Me-OUCH! Devocalization Hurts! Humane Ways to Manage Your Chatty Cat
Sad but true, cats are devocalized too.
People with a financial interest in this cruelty want to keep it under the radar, so they say cats can't be devocalized--or they claim it's a benign "voice softening." Both are lies. Feline devocalization has been documented by adopters of these unfortunate animals and by vets, including Dr. Nicholas Dodman, author of The Cat Who Cried for Help.
"Cats have vocal cords that can be cut in the same manner as a dog's," says feline veterinary specialist Shelby Neely, VMD. "They face serious, potentially fatal risks as dogs do, such as choking on food and inhaling substance into their lungs."
Like dogs, cats' voices may be altered in very unpleasant ways that can't be predicted at the time of surgery, says Dr. Neely.Purrs remain the same as before devocalization, she points out, because they're not produced by the vocal cords.
Who Would Devocalize a Cat? The same types of people who have dogs' vocal cords cut subject cats to this dangerous, behavior-masking surgery: those who breed or hoard animals, and those who enjoy the companionship of pets but not providing the care and attention they require.
There's Always a Reason for Persistent Meowing--and Humane Solutions Here are reasons cats may vocalize often or at inappropriate times. All can be resolved humanely, Dr. Neely notes. She adds that to ignore the underlying cause and instead cut vocal cords is a double dose of cruelty.
Medical conditions such as hyperthyroidism, chronic pain or dementia can cause a cat to vocalize more and should be managed with medication.
Unaltered cats howl to express hormonal excitement. Yet another reason to spay/neuter!

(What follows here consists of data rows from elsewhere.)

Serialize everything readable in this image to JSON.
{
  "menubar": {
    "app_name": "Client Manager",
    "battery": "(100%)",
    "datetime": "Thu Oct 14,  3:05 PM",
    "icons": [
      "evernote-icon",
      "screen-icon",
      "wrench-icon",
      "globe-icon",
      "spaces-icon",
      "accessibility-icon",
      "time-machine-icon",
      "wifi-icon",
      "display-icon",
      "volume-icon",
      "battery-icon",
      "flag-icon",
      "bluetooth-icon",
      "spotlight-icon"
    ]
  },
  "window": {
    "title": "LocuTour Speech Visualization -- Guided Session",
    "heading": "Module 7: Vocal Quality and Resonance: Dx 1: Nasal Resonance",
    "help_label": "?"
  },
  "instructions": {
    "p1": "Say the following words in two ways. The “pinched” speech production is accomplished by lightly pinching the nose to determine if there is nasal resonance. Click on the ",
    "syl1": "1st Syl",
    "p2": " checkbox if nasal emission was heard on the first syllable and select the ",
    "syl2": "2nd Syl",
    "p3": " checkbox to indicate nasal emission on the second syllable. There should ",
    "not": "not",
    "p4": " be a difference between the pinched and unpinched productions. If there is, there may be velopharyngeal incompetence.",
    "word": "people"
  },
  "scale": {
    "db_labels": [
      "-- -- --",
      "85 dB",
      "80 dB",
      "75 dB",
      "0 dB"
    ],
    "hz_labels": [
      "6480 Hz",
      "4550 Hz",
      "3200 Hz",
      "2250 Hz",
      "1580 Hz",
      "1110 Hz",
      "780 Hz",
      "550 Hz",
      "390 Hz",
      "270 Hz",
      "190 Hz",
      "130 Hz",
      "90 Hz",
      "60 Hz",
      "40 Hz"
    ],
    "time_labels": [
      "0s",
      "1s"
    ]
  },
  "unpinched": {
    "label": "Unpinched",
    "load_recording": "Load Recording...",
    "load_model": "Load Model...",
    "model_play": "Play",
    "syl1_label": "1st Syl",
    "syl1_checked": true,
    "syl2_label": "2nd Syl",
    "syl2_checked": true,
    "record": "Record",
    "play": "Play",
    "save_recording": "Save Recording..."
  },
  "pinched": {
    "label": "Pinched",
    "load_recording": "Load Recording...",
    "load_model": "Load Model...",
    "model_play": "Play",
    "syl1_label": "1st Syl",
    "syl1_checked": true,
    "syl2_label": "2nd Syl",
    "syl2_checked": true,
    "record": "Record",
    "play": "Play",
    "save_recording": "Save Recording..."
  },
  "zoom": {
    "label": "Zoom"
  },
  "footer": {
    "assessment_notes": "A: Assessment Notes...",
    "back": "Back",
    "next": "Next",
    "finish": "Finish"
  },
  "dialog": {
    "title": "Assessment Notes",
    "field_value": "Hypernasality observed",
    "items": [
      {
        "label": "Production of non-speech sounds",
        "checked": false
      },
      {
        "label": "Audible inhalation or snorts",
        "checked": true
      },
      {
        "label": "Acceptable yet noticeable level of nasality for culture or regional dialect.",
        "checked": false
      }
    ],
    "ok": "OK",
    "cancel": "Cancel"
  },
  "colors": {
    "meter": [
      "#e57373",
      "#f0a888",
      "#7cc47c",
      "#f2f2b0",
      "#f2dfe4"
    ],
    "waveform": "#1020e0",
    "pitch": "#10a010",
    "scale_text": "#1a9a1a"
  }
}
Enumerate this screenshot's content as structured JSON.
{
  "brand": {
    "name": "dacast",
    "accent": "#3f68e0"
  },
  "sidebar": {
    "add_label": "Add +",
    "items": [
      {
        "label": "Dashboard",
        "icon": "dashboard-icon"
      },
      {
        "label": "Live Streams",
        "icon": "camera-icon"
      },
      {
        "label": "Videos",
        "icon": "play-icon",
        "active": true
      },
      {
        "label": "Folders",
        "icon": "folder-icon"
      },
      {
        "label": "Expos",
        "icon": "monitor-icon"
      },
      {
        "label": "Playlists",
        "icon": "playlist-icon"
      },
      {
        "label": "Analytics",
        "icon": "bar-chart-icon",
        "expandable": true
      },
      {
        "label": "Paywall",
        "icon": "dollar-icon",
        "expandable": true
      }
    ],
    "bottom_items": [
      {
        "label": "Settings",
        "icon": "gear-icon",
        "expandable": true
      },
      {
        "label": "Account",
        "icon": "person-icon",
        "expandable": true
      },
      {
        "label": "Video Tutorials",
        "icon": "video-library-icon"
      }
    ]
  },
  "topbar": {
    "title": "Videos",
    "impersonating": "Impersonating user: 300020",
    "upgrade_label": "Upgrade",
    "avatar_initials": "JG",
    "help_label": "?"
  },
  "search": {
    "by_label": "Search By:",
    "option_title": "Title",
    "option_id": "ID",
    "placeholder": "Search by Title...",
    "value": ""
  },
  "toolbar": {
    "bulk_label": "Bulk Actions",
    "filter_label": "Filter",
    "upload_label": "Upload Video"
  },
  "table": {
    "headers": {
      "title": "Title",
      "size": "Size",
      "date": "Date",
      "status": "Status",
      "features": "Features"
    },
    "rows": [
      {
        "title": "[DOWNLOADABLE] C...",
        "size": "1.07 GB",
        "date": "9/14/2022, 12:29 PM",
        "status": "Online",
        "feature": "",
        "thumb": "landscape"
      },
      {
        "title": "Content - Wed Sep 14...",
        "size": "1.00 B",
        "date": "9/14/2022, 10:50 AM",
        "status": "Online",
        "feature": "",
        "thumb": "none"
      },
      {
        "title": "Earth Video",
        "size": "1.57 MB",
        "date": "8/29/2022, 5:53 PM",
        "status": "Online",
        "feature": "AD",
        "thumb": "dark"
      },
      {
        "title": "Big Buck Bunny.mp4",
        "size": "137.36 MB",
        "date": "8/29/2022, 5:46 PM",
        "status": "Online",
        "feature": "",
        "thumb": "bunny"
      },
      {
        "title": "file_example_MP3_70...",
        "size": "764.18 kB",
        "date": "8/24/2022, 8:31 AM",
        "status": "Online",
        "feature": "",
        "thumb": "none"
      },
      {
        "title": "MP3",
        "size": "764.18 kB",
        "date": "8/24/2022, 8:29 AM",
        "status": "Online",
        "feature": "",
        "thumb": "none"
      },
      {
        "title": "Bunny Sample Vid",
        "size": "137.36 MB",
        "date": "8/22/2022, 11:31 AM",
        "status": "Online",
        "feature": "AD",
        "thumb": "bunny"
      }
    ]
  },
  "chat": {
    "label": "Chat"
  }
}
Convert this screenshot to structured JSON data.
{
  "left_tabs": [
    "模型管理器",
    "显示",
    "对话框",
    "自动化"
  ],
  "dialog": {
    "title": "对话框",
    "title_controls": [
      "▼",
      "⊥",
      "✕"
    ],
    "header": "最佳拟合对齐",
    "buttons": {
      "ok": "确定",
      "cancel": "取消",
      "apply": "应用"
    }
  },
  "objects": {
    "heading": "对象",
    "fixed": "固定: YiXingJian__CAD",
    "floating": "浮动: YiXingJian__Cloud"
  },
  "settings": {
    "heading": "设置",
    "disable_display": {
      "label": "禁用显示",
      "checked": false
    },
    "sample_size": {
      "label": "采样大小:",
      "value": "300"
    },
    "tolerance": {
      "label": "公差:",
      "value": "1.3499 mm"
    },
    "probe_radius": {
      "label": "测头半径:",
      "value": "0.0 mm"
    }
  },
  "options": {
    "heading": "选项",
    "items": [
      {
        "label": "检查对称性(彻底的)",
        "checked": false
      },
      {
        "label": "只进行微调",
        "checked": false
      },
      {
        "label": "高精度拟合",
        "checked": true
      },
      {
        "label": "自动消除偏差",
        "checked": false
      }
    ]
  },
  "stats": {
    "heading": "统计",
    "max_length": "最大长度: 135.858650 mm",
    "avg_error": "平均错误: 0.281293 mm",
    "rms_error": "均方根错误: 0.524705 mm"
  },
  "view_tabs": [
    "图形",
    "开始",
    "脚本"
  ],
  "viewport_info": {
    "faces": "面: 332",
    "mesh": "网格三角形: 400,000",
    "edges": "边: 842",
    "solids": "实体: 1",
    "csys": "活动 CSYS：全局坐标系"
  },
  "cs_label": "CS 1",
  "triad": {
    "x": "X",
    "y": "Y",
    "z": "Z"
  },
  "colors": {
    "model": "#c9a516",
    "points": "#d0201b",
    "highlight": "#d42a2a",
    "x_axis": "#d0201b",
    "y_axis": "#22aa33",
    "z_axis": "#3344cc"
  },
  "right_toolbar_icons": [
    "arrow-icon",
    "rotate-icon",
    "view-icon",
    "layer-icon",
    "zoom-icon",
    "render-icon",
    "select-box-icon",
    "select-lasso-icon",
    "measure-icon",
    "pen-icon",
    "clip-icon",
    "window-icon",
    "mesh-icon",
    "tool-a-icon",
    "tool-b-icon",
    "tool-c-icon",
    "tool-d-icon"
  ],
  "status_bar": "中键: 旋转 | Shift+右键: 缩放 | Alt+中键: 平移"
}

Some breeds, like Siamese, are innately "talkative" or have unusual voices. The solution is simple: Don't want a chatty cat, don't get one of these breeds.
Cats kept with many others egg each other on. And because the collective voices of any breed are louder than one or two, people may devocalize when they don’t want to hear their many animals or to hide activities like hoarding or an illegal breeding operation.
Cats with impaired hearing or sight may feel insecure and express that by calling out for the people they trust. Simply talking to the cat, reassuring him you're nearby, can quell that.
Some people inadvertently reward and reinforce "nuisance" meowing as others do barking; they could benefit from a visit with a feline behavior specialist.
Dealing With Midnight Meows Does kitty have a knack for calling out to you just as you're entering dreamland? There are many possible reasons for nighttime vocalization, both behavioral and medical, says veterinary behaviorist Stephanie Borns-Weil, DVM.
A medical work-up should always be your first step to rule out or treat conditions such as those mentioned above.
Healthy cats also may vocalize at night because they're not sufficiently stimulated during the day, Dr. Borns-Weil says. Here are her tips for a happier cat and a more rested you:
Enrich your indoor cat’s environment so she remains active, alert and engaged while the sun is up. Make your home cat-friendly with lots of vertical space. Cats love to jump and climb!
Most cats enjoy window seats with a view of wildlife ensured by the addition of a birdfeeder. Videos of birds and fish also can add interest to a cat’s day.
Set aside a specific time every day to interact with your cat in a way that he enjoys. Clicker training is fun and challenging for many cats; you may be amazed by what yours can do! For information on how to get started, check out this site: http://www.clickertraining.com/cat-training
Cats need daily exercise. Make time to play vigorously with yours for at least 15 minutes a day. A tired cat is more likely to sleep through the night. Fishing toys and lasers are great feline exercisers. Rotate toys so they don't become boring.
Put your cat to work for his food. Offer dry food in a food-dispensing toy like the Pipolino. Canned food can be served in a Kong Classic hollow toy.
If your cat continues to vocalize excessively during the night, consult your vet or a veterinary behaviorist. A behavior modification program and/or medication may be just what your cat needs.
What NOT to Do? Don't give in to your cat's persistent meowing in the wee hours by feeding or playing with her. You may get back to sleep quickly, but you'll only reinforce the behavior that will wake you the other 364 nights of the year
Above all, don't have your cat's vocal cords cut. "Devocalization will not solve the underlying problem," says Dr. Borns-Weil. "It will only add to an unhappy cat's suffering."
Shelby Neely, VMD, has been keeping cats healthy for 22 years as a feline veterinarian in private practice. She also educates the public about cat health issues through her award-winning website, and responds to questions on her live, call-in radio show every Sunday and Wednesday at 8 PM and Fridays at noon (EST). To join in and ask your questions, call toll free: (888) 342-0281.
Veterinary behaviorist Stephanie Borns-Weil, DVM, provides the tools people need for happy relationships with their companion animals. As a staff member of the world-renowned Animal Behavior Clinic of Tufts Cummings Veterinary School, she evaluates, diagnoses and develops treatment plans to manage behavior humanely and effectively.